My mother is big believer is Honey as a cure for coughs and colds. She often touts the benefits of it. Being a skeptic to my core these days I tend to bite my tongue and internally roll my eyes. It’s just liquid sugar, there is nothing magical here … right?
A new study in the BMJ tends to suggest that I may actually have been wrong. I often am.
BMJ Evidence Based Science: Effectiveness of honey for symptomatic relief in upper respiratory tract infections: a systematic review and meta-analysis
Published on Aug 18, 2020, the study by University of Oxford researchers is actually a meta analysis.
What exactly did they do?
Does the fact that it was a meta-analysis, mean that they just googled it?
They searched Pubmed, Embase, Web of Science, AMED, Cab abstracts, Cochrane Library, LILACS, and CINAHL with a combination of keywords and MeSH (Medical Subject Headings) terms.
What did the find?
They identified 1345 unique records. They they soon whittled that down to 14 specific studies.
They do carefully document why they excluded to ensure that confirmation bias is not coming into play here.
OK, to step back a bit. Before publication of this study, what was already known?
Basically this …
- Honey is a well known lay therapy for symptoms of upper respiratory tract infections (URTIs); other medications for URTIs are ineffective and can have harmful side effects
- The use of antibiotics for URTIs is a particular problem, because they are ineffective, and contribute to antimicrobial resistance
- A Cochrane systematic review found that honey can improve cough in children; honey has not been systematically reviewed for other URTI symptoms, or in other patient groups
What new information does this study now reveal about honey?
- Honey is more effective than usual care alternatives for improving URTI symptoms, particularly cough frequency and cough severity
- Comparisons with placebo are more limited, and require more high quality, placebo controlled trials
How will this study now potentially change things?
There are currently very few effective options that clinicians can prescribe for coughs and colds. This now means that Honey can be used.
OK, here it comes.
The comparison here was between the effectiveness of Honey verses the effectiveness of the standard over the counter (OTC) remedies.
The problem with that is that the usual over the counter remedies are more or less useless. A 2014 Cochrane review concluded … “There is no good evidence for or against the effectiveness of OTC medicines in acute cough.“
In other words, Honey does appear to help a bit better than your standard cough medicines which don’t really work at all.
We can only speculate.
Is there something in the honey or is the answer far simpler. Remember that honey is very viscous so it might just be that it coats an irritated throat and so helps.

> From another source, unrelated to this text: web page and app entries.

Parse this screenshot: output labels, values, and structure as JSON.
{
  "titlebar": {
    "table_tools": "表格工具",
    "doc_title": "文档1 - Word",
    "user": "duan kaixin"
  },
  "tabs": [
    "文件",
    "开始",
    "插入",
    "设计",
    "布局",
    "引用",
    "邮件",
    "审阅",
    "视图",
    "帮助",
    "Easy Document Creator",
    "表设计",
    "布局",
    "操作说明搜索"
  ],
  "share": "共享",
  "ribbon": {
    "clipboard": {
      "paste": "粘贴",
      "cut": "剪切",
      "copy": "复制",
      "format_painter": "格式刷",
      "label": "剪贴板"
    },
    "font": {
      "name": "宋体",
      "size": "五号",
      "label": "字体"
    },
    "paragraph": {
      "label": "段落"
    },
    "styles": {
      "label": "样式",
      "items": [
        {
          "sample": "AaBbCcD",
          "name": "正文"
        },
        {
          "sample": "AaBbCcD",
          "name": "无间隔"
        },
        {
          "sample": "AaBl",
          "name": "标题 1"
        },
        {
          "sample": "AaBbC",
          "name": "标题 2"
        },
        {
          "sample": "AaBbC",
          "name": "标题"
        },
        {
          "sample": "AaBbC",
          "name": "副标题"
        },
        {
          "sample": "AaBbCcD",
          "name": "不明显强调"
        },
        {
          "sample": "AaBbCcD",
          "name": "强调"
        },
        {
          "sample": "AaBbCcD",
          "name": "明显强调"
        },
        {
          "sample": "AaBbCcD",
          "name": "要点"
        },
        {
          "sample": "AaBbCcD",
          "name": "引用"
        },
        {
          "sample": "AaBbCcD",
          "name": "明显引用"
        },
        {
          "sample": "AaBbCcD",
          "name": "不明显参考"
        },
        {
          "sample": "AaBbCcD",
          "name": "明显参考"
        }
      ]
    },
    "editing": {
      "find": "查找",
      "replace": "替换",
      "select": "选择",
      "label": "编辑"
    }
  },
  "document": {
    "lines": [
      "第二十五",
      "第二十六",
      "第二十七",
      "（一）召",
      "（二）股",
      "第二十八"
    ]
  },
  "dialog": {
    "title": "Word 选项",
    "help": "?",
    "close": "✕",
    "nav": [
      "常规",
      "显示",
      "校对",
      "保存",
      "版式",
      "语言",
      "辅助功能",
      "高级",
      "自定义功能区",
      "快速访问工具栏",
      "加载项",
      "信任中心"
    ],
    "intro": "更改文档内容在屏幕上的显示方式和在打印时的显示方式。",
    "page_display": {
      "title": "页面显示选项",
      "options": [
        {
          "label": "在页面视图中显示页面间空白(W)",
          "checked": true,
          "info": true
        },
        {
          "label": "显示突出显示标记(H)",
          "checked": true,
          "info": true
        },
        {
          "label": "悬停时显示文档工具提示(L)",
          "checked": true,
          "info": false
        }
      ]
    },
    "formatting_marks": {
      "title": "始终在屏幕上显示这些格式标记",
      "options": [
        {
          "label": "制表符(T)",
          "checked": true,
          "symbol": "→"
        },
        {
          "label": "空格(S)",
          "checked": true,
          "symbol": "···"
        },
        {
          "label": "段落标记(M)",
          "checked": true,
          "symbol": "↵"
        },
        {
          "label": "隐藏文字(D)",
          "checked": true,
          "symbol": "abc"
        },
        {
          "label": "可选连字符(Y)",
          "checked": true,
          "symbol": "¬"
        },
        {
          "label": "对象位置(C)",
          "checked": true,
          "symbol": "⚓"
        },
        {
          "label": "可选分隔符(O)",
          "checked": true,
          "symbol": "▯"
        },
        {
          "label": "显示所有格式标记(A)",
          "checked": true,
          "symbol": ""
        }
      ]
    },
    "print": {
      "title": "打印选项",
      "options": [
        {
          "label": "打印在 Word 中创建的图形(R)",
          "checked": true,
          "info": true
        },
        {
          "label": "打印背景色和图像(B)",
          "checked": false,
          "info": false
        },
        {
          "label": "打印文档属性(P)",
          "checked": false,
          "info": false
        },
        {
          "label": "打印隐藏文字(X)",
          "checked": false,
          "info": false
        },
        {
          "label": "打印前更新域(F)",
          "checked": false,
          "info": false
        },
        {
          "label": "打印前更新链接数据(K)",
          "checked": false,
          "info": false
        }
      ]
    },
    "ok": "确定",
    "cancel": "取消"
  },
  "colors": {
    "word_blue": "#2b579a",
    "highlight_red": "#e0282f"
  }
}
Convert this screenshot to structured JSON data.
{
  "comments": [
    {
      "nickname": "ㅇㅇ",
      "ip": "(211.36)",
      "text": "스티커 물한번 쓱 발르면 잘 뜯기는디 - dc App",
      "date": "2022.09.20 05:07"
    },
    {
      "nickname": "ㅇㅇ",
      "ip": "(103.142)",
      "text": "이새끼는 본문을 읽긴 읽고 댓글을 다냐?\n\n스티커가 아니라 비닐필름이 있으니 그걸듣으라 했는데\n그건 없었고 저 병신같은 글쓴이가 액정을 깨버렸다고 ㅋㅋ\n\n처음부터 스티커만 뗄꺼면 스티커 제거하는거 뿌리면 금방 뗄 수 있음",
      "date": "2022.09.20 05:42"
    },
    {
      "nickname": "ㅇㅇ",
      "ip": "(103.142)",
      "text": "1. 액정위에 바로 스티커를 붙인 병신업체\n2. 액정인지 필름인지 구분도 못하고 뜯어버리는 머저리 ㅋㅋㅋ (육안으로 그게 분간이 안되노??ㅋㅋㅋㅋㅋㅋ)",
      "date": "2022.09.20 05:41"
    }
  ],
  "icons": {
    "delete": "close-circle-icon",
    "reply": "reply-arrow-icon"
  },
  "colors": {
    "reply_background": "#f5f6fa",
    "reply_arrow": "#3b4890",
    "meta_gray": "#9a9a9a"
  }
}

Regardless of why it works, I was clearly wrong to dismiss it, it does really bring some relief. Be cautious, it is not a cure, it simply beings a bit of relief.